JEL:  G1 
Date:  2007–02 
URL:  http://d.repec.org/n?u=RePEc:cpr:ceprdp:6076&r=ecm 
By:  Guillermina Jasso (New York University and IZA); Samuel Kotz (George Washington University) 
Abstract:  Recent work on social status led to derivation of a new continuous distribution based on the exponential. The new variate, termed the ring(2)exponential, in turn leads to derivation of two closelyrelated new families of continuous distributions, which we call the mirrorexponential and the ringexponential. Both the standard exponential and the ring(2) exponential are special cases of both the new families. In this paper, we first focus on the ring(2)exponential, describing its derivation and examining its properties, and next introduce the two new families, describing their derivation and initiating exploration of their properties. The mirrorexponential arises naturally in the study of status; the ringexponential arises from the mathematical structure of the ring(2)exponential. Both have potential for broad application in diverse contexts across science and engineering, including the physical and social sciences as well as finance, information processing, and communication. Within sociobehavioral contexts, the new mirrorexponential may have application to the problem of approximating the form and inequality of the wage distribution. 

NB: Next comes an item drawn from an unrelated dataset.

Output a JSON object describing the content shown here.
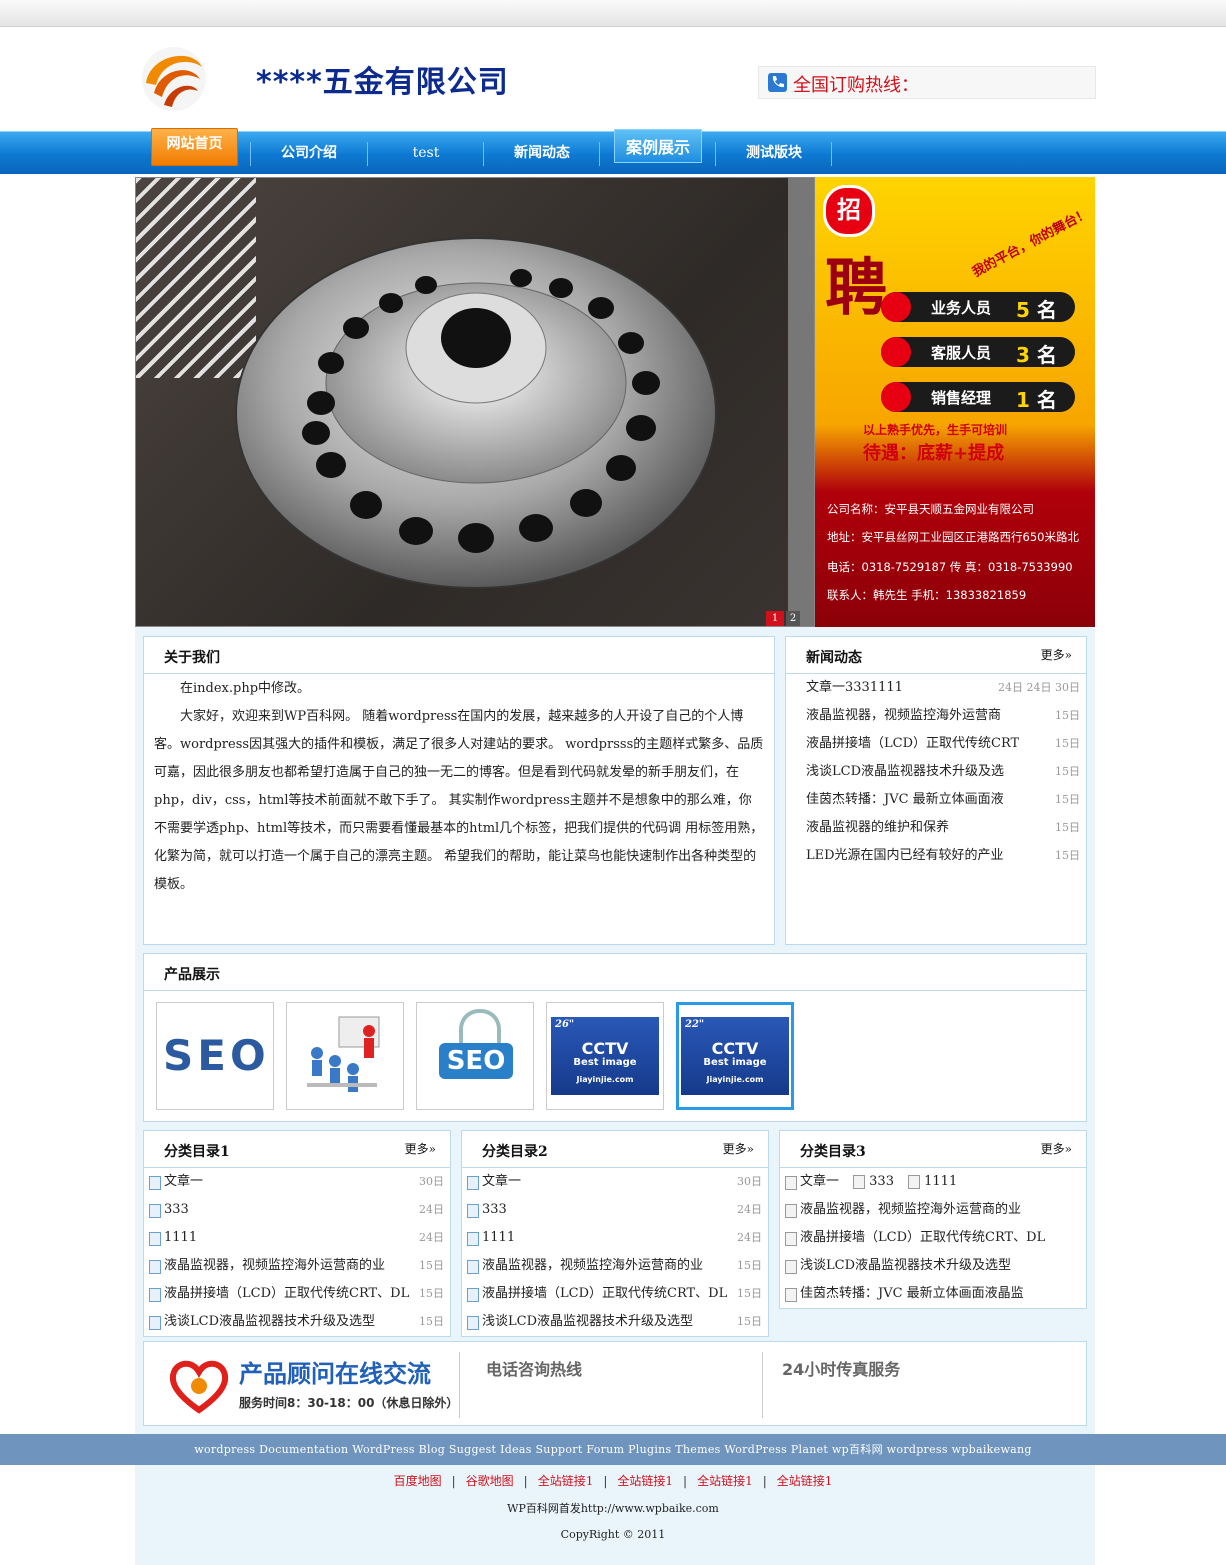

Keywords:  continuous univariate distributions, Erlang distribution, general Erlang distribution, gamma distribution, general gamma distribution, folded distributions, Gini coefficient, social status, social inequality, wage function, wage distribution, wage inequality 
JEL:  C02 C16 D31 D6 I3 
Date:  2007–02 
URL:  http://d.repec.org/n?u=RePEc:iza:izadps:dp2598&r=ecm 
By:  Ricardo Gimeno (Banco de España); Juan M. Nave (Universidad CEU Cardenal Herrera) 
Abstract:  The term structure of interest rates is an instrument that gives us the necessary information for valuing deterministic financial cash flows, measuring the economic market expectations and testing the effectiveness of monetary policy decisions. However, it is not directly observable and needs to be measured by smoothing data obtained from asset prices through statistical techniques. Adjusting parsimonious functional forms  as proposed by Nelson and Siegel (1987) and Svensson (1994)  is the most popular technique. This method is based on bond yields to maturity and the high degree of non linearity of the functions to be optimised make it very sensitive to the initial values employed. In this context, this paper proposes the use of genetic algorithms to find these values and reduce the risk of false convergence, showing that stable time series parameters are obtained without the need to impose any kind of restrictions. 
Keywords:  forward and spot interest rates, nelson and siegel model, nonlinear optimization, numerical methods, svensson model, yield curve estimation 
JEL:  G12 C51 C63 
Date:  2006–12 
URL:  http://d.repec.org/n?u=RePEc:bde:wpaper:0634&r=ecm